Although Stratton was a defamation case, Congress was concerned with the impact such a holding would have on the control of material inappropriate for minors. If efforts to review and omit third-party defamatory, obscene or inappropriate material make a computer service provider or user liable for posted speech, then website operators and Internet service providers are likely to abandon efforts to eliminate such material from their site.

2. Application to Cremers and the Museum Security Network

To benefit from § 230(c) immunity, Cremers must first demonstrate that his Network website and listserv qualify as “provider[s] or user[s] of an interactive computer service.” § 230(c)(1) (emphasis added). An “interactive computer service” is defined as “any information service, system, or access software provider that provides or enables computer access by multiple users to a computer server, including specifically a service or system that provides access to the Internet and such systems operated or services offered by libraries or educational institutions.” § 230(f)(2).

The district court concluded that only services that provide access to the Internet as a whole are covered by this definition.

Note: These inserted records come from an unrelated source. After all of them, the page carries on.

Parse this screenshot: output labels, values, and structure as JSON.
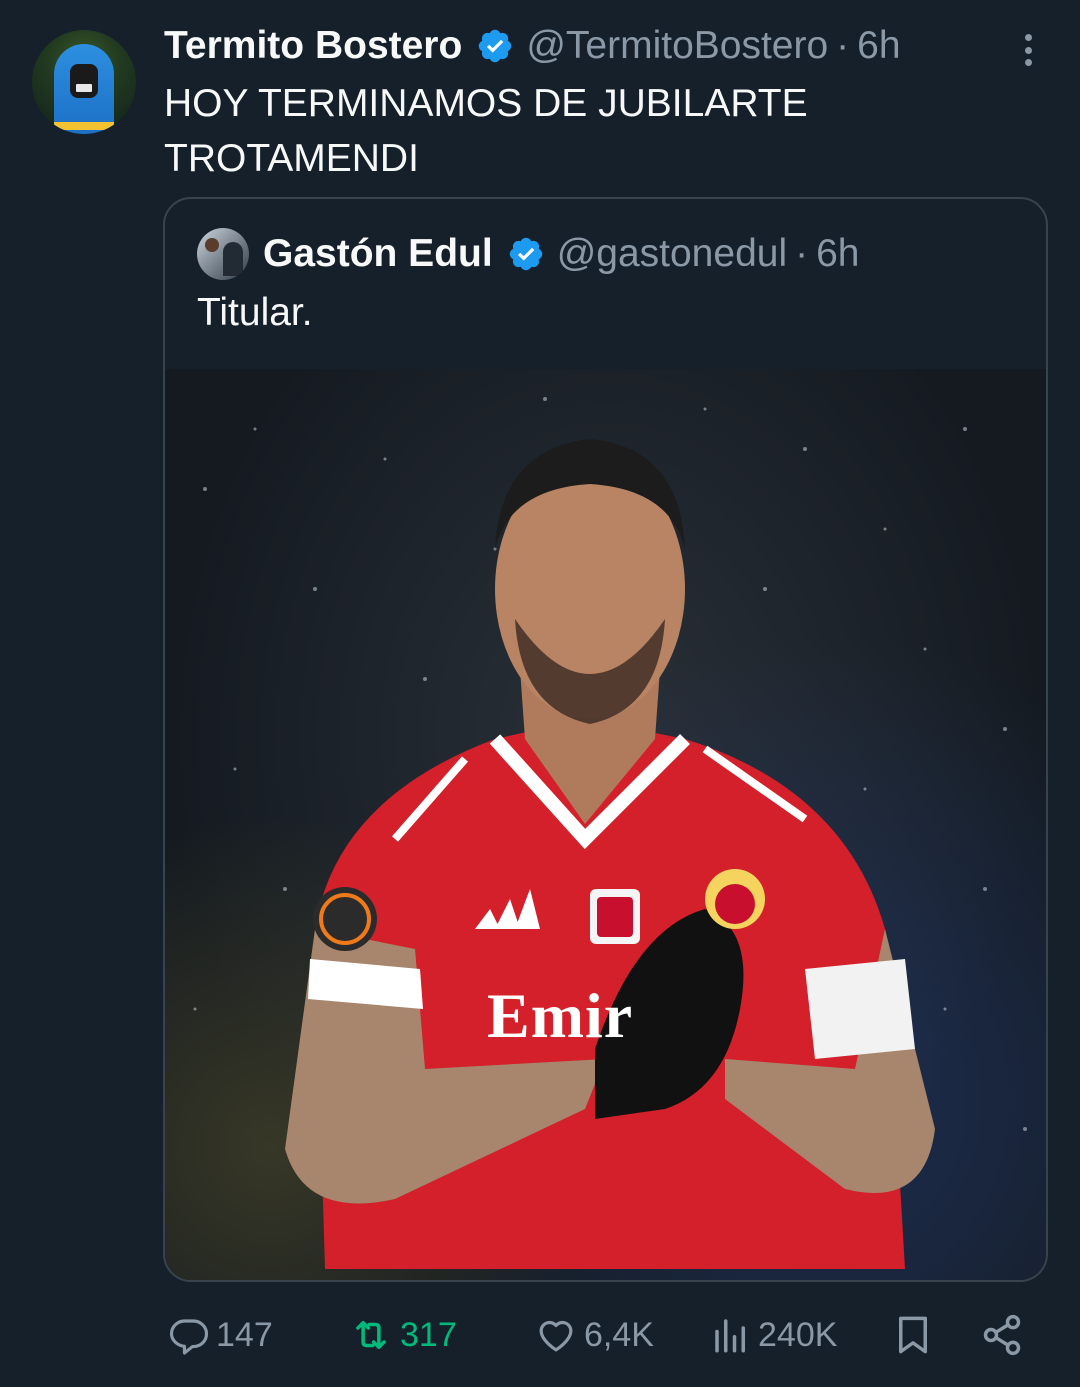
{
  "tweet": {
    "author_name": "Termito Bostero",
    "author_handle": "@TermitoBostero",
    "separator": "·",
    "time": "6h",
    "text_line1": "HOY TERMINAMOS DE JUBILARTE",
    "text_line2": "TROTAMENDI"
  },
  "quote": {
    "author_name": "Gastón Edul",
    "author_handle": "@gastonedul",
    "separator": "·",
    "time": "6h",
    "text": "Titular.",
    "jersey_sponsor": "Emir"
  },
  "actions": {
    "replies": "147",
    "retweets": "317",
    "likes": "6,4K",
    "views": "240K"
  },
  "colors": {
    "background": "#15202b",
    "secondary_text": "#8b98a5",
    "verified": "#1d9bf0",
    "retweet_active": "#00ba7c",
    "border": "#38444d"
  },
  "icons": [
    "more-icon",
    "verified-icon",
    "reply-icon",
    "retweet-icon",
    "like-icon",
    "views-icon",
    "bookmark-icon",
    "share-icon"
  ]
}
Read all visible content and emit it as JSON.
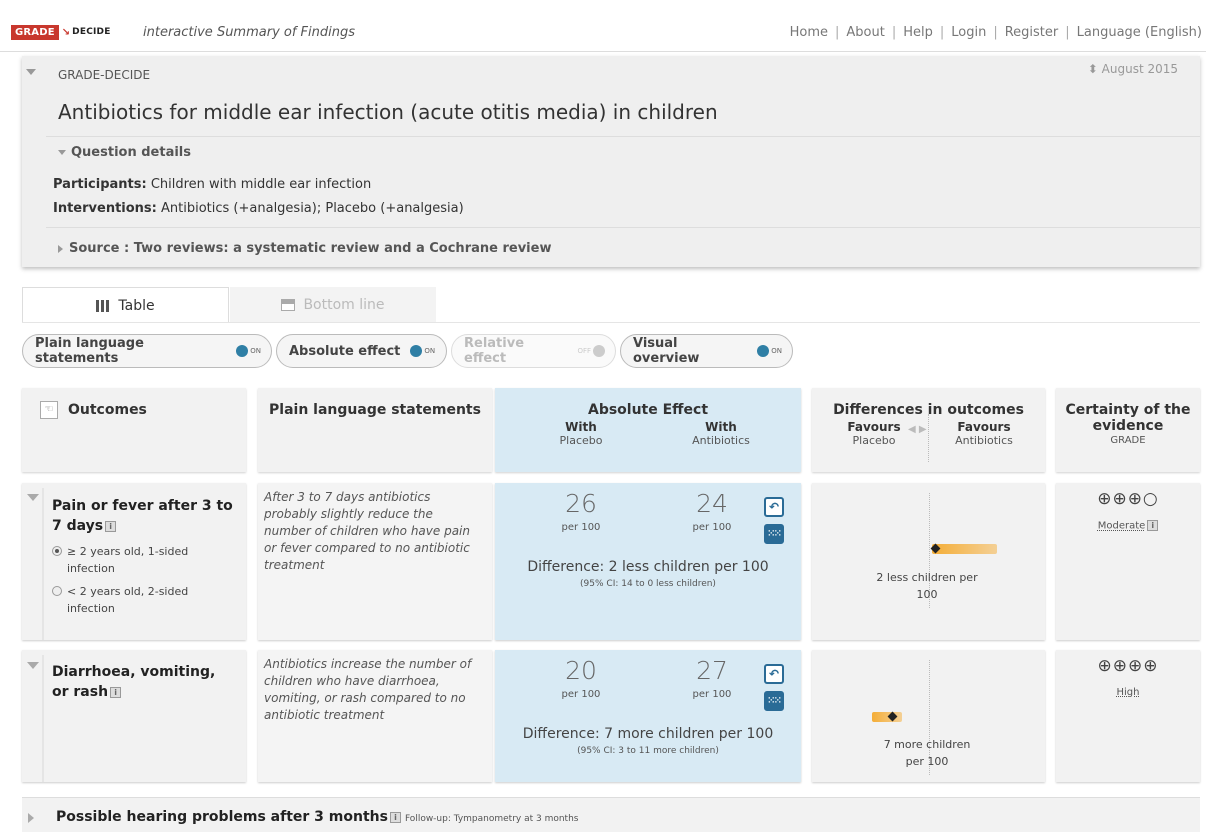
{
  "topbar": {
    "logo_grade": "GRADE",
    "logo_arrow": "↘",
    "logo_decide": "DECIDE",
    "subtitle": "interactive Summary of Findings",
    "nav": [
      "Home",
      "About",
      "Help",
      "Login",
      "Register",
      "Language (English)"
    ]
  },
  "header": {
    "pretitle": "GRADE-DECIDE",
    "date": "⬍ August 2015",
    "title": "Antibiotics for middle ear infection (acute otitis media) in children",
    "question_details_label": "Question details",
    "participants_label": "Participants:",
    "participants_value": " Children with middle ear infection",
    "interventions_label": "Interventions:",
    "interventions_value": " Antibiotics (+analgesia); Placebo (+analgesia)",
    "source_label": "Source : Two reviews: a systematic review and a Cochrane review"
  },
  "tabs": [
    {
      "label": "Table",
      "icon": "table-icon",
      "active": true
    },
    {
      "label": "Bottom line",
      "icon": "bottom-line-icon",
      "active": false
    }
  ],
  "toggles": [
    {
      "label": "Plain language statements",
      "state": "ON",
      "enabled": true
    },
    {
      "label": "Absolute effect",
      "state": "ON",
      "enabled": true
    },
    {
      "label": "Relative effect",
      "state": "OFF",
      "enabled": false
    },
    {
      "label": "Visual overview",
      "state": "ON",
      "enabled": true
    }
  ],
  "columns": {
    "outcomes": "Outcomes",
    "pls": "Plain language statements",
    "absolute": "Absolute Effect",
    "with_placebo_1": "With",
    "with_placebo_2": "Placebo",
    "with_antibiotics_1": "With",
    "with_antibiotics_2": "Antibiotics",
    "differences": "Differences in outcomes",
    "favours_placebo_1": "Favours",
    "favours_placebo_2": "Placebo",
    "favours_antibiotics_1": "Favours",
    "favours_antibiotics_2": "Antibiotics",
    "certainty_1": "Certainty of the",
    "certainty_2": "evidence",
    "certainty_sub": "GRADE"
  },
  "rows": [
    {
      "outcome_1": "Pain or fever after 3 to",
      "outcome_2": "7 days",
      "options": [
        {
          "label_1": "≥ 2 years old, 1-sided",
          "label_2": "infection",
          "selected": true
        },
        {
          "label_1": "< 2 years old, 2-sided",
          "label_2": "infection",
          "selected": false
        }
      ],
      "pls": [
        "After 3 to 7 days antibiotics",
        "probably slightly reduce the",
        "number of children who have pain",
        "or fever compared to no antibiotic",
        "treatment"
      ],
      "placebo": "26",
      "antibiotics": "24",
      "per": "per 100",
      "difference": "Difference: 2 less children per 100",
      "ci": "(95% CI: 14 to 0 less children)",
      "diff_note_1": "2 less children per",
      "diff_note_2": "100",
      "certainty_symbols": "⊕⊕⊕○",
      "certainty_label": "Moderate"
    },
    {
      "outcome_1": "Diarrhoea, vomiting,",
      "outcome_2": "or rash",
      "pls": [
        "Antibiotics increase the number of",
        "children who have diarrhoea,",
        "vomiting, or rash compared to no",
        "antibiotic treatment"
      ],
      "placebo": "20",
      "antibiotics": "27",
      "per": "per 100",
      "difference": "Difference: 7 more children per 100",
      "ci": "(95% CI: 3 to 11 more children)",
      "diff_note_1": "7 more children",
      "diff_note_2": "per 100",
      "certainty_symbols": "⊕⊕⊕⊕",
      "certainty_label": "High"
    }
  ],
  "row3": {
    "outcome": "Possible hearing problems after 3 months",
    "followup": "Follow-up: Tympanometry at 3 months"
  },
  "colors": {
    "accent_blue": "#2a6b96",
    "toggle_on": "#2f7fa5",
    "grade_red": "#c8372d",
    "ci_bar": "#f5a623",
    "absolute_col_bg": "#d8eaf4"
  }
}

But the definition of “interactive computer service” on its face covers “any” information services or other systems, as long as the service or system allows “multiple users” to access “a computer server.” Further, the statute repeatedly refers to “the Internet and other interactive computer services,” (emphasis added), making clear that the statutory immunity extends beyond the Internet itself. §§ 230(a)(3), (a)(4), (b)(1), (b)(2), and (f)(3). Also, the definition of “interactive computer service” after the broad definitional language, states that the definition “includ[es] specifically a service or system that provides access to the Internet,”§ 230(f)(2) (emphasis added), thereby confirming that services providing access to the Internet as a whole are only a subset of the services to which the statutory immunity applies.

There is, however, no need here to decide whether a listserv or website itself fits the broad statutory definition of “interactive computer service,” because the language of § 230(c)(1) confers immunity not just on “providers” of such services, but also on “users” of such services. § 230(c)(1).

There is no dispute that the Network uses interactive computer services to distribute its on-line mailing and to post the listserv on its website. Indeed, to make its website available and to mail out the listserv, the Network must access the Internet through some form of “interactive computer service.” Thus, both the Network website and the listserv are potentially immune under § 230.

Critically, however, § 230 limits immunity to information “provided by another information content provider.” § 230(c)(1). An “information content provider” is defined by the statute to mean “any person or entity that is responsible, in whole or in part, for the creation or development of information provided through the Internet or any other interactive computer service.” § 230(f)(3). The reference to “another information content provider” (emphasis added) distinguishes the circumstance in which the interactive computer service itself meets the definition of “information content provider” with respect to the information in question. The pertinent question therefore becomes whether Smith was the sole content provider of his e-mail, or whether Cremers can also be considered to have “creat[ed]” or “develop[ed]” Smith’s e-mail message forwarded to the listserv.

Obviously, Cremers did not create Smith’s e-mail. Smith composed the e-mail entirely on his own. Nor do Cremers’s minor alterations of Smith’s e-mail prior to its posting or his choice to publish the e-mail (while rejecting other e-mails for inclusion in the listserv) rise to the level of “development.” As we have seen, a central purpose of the Act was to protect from liability service providers and users who take some affirmative steps to edit the material posted. Also, the exclusion of “publisher” liability necessarily precludes liability for exercising the usual prerogative of publishers to choose among proffered material and to edit the material published while retaining its basic form and message.